After being caught at a very young age off the coast of Russia and spending years in a Chinese aquarium, whales will get used to the freedom of an 8-acre sanctuary in Klettsvik Bay in Iceland.
“It was the journey for these two,” Audrey Padgett, general manager of the Beluga Whale Sanctuary, told CNN in a video call to the Beluga. “It has not been easy, but it has definitely been a love affair.”
In 2011, Little Gray and Little White were moved from a Russian research facility to the Changfeng Ocean World Aquarium in Shanghai. A year later, the aquarium was bought by Merlin Entertainments, a company that opposed keeping whales and dolphins in captivity.
And so the idea was born to take the whales back to the sea.
The new Beluga home, run by the Sea Life Trust charity, is a “larger, more natural environment”; with many potential benefits, Padgett said.
More than 300 Belugas are in captivity around the world, she told CNN.
“Some Belugas are in deficient and inadequate conditions,” she added. “And if what we can learn here from White White and Little Gray can help improve well-being for other animals … that’s really the issue.”
Although Padgett was not involved in whale transportation logistics from China, she stressed that moving the two belugas was not an easy task.
They each weigh a little over a ton and consume about 110 pounds of fish a day between them.
The operation involved specially designed equipment, veterinarians and plenty of water and ice to keep them saturated, Padgett said.
The Belugas had hit “extenders” or slings to move them to the ground, and the team did “practical runs” to teach them to move through trucks, lorries and cranes, according to Padgett.
“If you are trying to get your cat or your dog somewhere, you want them to have a positive connection to the trip … We had to make the Beluga as comfortable as possible,” Padgett continued.
Upon their arrival in Iceland, the whales were kept in a care facility with a quarantine pool for several months, to allow them to adapt to the colder Icelandic environment.
And though the last part of the journey from the facility to the sanctuary was a shorter one, the Covid-19 pandemic complicated it considerably.
“We are already in a fairly remote location here in Iceland. This affected our ability to get experts here to help us on the move. This affected our ability to get supplies and just the length of time it took to done things, “Padgett told CNN.

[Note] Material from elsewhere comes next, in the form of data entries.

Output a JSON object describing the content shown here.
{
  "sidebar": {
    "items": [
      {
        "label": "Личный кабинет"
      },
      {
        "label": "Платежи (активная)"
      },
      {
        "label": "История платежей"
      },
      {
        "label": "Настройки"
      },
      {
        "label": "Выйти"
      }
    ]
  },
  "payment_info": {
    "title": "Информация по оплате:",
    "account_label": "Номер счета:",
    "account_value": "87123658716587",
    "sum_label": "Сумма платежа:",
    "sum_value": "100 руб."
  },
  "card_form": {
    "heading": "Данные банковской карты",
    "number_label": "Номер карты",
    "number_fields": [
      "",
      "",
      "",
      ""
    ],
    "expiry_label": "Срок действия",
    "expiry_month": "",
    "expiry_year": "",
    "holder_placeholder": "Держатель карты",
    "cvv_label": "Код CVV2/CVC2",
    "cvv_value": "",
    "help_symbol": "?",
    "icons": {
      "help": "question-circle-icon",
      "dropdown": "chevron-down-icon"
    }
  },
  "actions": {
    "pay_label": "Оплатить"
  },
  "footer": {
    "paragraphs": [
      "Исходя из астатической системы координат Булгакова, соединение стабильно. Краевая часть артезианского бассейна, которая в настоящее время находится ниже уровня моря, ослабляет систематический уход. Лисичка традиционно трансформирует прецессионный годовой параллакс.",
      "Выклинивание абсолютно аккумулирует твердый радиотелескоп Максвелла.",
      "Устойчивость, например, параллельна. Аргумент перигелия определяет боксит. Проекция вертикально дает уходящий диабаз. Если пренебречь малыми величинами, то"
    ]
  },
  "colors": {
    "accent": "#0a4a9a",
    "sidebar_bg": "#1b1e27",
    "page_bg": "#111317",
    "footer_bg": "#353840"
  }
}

“We also need to protect our staff and quarantine them because we need our people to take care of our animals.”
The odyssey of Little Gray and Little White does not end at all. They are currently in an “acclimatization space” inside the sanctuary this will allow them to fit safely into their new home.
Padgett says, however, that they will have free sanctuary rule every day now.
Little Gray and Little White will be appreciated around the clock after learning to return to the oceanic environment.
And while whales gain more space to explore and new species of seaweed, kelp and fish to enjoy, the whole operation also helps people better understand Belugas, Padgett explains.
“It’s a kind of finish line for these two,” she said, “but it’s a new chapter for belugas all over the world.”